University student hopes to discover risk factors for mismothering and develop methods to get cows to accept calves
CALGARY — It’s a hassle for cow-calf producers when mothering issues appear between cows and calves.
A cow may not accept its calf or a twin might have to be fostered to another cow.
Whatever the circumstance, it takes time and effort to get a cow and calf together if they aren’t inclined to do so on their own.
Anneliese Heinrich is studying the mismothering issue as the focus of her PhD research at the University of Calgary. She showed the initial stages of the study in the poster portion of the Canadian Beef Industry Conference held Aug 15-17.

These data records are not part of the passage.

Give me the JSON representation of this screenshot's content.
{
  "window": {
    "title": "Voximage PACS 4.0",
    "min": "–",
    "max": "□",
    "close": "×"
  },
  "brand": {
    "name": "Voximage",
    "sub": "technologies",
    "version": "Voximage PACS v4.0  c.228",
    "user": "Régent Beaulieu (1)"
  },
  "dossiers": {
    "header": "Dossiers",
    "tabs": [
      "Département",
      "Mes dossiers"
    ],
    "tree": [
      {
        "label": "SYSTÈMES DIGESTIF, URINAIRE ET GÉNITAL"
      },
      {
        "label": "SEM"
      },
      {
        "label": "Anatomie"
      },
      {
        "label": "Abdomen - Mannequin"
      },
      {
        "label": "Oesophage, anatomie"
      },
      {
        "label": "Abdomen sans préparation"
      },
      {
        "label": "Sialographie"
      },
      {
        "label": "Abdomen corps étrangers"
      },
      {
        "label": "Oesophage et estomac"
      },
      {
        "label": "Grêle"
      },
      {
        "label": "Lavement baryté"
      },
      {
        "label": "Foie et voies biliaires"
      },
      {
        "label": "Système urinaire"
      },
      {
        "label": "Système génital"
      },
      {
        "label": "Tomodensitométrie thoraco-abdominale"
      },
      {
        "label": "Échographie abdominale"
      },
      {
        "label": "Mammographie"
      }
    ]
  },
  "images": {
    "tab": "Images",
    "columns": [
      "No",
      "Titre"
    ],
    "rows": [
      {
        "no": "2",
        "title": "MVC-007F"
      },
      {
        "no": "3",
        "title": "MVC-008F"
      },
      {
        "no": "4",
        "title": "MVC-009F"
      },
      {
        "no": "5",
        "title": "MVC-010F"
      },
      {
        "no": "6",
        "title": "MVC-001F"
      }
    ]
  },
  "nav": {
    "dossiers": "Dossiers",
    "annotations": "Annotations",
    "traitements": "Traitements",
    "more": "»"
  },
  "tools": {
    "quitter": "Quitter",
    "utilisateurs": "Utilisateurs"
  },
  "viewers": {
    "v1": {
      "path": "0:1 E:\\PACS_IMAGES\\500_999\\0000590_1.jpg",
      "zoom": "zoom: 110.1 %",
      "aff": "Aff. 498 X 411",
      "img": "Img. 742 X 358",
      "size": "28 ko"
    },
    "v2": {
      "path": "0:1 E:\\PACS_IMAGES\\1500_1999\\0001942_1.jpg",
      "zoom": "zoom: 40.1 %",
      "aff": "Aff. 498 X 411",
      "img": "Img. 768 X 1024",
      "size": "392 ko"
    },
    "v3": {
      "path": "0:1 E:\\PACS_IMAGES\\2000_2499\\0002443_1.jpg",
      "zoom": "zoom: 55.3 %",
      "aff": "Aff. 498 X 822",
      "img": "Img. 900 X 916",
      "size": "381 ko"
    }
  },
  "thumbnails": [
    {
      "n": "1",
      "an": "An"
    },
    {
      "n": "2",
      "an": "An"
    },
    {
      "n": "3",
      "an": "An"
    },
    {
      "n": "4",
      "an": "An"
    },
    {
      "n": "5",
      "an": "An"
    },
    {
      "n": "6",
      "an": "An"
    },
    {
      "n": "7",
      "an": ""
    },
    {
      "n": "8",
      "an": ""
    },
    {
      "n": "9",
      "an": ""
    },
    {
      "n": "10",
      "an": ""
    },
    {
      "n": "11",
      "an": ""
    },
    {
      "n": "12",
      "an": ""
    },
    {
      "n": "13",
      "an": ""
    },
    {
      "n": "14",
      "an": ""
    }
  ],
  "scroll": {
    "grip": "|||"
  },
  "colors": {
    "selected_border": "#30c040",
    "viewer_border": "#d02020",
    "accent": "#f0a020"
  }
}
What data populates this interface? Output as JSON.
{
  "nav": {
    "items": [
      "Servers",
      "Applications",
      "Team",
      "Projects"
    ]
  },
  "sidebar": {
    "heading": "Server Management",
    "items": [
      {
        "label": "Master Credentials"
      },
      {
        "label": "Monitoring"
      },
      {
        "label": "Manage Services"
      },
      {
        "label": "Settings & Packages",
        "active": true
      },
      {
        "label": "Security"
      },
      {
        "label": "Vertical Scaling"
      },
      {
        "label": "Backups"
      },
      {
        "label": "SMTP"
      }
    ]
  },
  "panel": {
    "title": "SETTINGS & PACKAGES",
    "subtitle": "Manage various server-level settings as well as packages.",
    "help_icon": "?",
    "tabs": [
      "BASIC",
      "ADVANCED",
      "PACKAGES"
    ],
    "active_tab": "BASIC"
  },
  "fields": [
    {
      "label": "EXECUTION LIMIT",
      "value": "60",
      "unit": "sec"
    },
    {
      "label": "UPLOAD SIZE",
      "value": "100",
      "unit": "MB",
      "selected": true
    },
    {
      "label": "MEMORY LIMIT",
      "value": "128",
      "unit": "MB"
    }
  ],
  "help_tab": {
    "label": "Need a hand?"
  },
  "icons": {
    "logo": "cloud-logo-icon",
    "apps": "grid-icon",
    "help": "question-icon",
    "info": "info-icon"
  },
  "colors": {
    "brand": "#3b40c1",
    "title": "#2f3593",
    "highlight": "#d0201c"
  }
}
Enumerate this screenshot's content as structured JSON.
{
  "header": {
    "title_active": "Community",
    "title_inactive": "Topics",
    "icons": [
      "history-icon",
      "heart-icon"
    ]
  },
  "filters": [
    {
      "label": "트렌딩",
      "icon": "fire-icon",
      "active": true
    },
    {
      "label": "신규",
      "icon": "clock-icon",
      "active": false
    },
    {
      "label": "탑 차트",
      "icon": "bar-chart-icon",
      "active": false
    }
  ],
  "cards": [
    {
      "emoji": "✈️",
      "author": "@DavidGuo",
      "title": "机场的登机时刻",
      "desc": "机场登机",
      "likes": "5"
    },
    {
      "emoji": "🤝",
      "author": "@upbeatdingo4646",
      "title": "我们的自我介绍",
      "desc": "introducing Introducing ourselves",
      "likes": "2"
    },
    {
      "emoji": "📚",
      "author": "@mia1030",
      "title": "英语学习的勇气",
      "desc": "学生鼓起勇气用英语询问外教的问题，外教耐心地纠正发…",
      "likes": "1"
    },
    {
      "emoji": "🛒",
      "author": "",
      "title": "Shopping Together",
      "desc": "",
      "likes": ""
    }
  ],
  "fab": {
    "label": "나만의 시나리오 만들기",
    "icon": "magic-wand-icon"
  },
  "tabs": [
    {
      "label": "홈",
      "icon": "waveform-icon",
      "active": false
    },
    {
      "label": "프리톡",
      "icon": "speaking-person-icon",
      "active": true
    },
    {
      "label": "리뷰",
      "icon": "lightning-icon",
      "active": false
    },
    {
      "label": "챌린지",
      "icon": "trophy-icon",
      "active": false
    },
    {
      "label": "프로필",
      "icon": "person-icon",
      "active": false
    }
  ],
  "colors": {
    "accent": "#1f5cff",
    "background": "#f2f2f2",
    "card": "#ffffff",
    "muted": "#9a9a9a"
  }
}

“There is currently little research identifying risk factors for why cows mismother. There is also little to no research offering solutions as to the best way to get a cow to accept a calf — her own or a foster,” reads Heinrich’s poster.
A survey through the Western Canadian Cow-Calf Surveillance Network is designed to provide her with more data to study the matter.
Her work also began with a survey of 15 cow-calf operations near Calgary to gauge prevalence of the problem and how producers deal with it.
The small sample size does not allow Heinrich to draw conclusions but she was surprised that cows were culled in only three of 10 reported cases of mismothering.
She suspected producers would take a harsher approach to cows that had mothering issues after calving. As well, five of 10 reported cases occurred in heifers, although anecdotally the problem occurs more frequently in heifers than in cows.
Producers who reported mismothering issues spent anywhere from an hour to a week of their time trying to resolve them. The most common reasons for fostering were twins or death of the mother.
The initial survey also asked producers how they dealt with cross-fostering calves when the need arose. Most simply leave the pair in a pen together, but draping the hide from the cow’s dead calf onto the foster calf was also common.
Reasons for mismothering are unknown, said Heinrich.
“We’re trying to figure it out basically, and then hopefully come up with some solutions to help people get cows to accept calves better,” she said.
Her study will also involve studying hormone profiles of cows and heifers around the time of calving to see if there’s a difference be-tween cows and heifers and whether calving difficulty or caesarians have a relationship to mothering.
Producers interested in providing information or learning more about the research can contact Heinrich at firstname.lastname@example.org.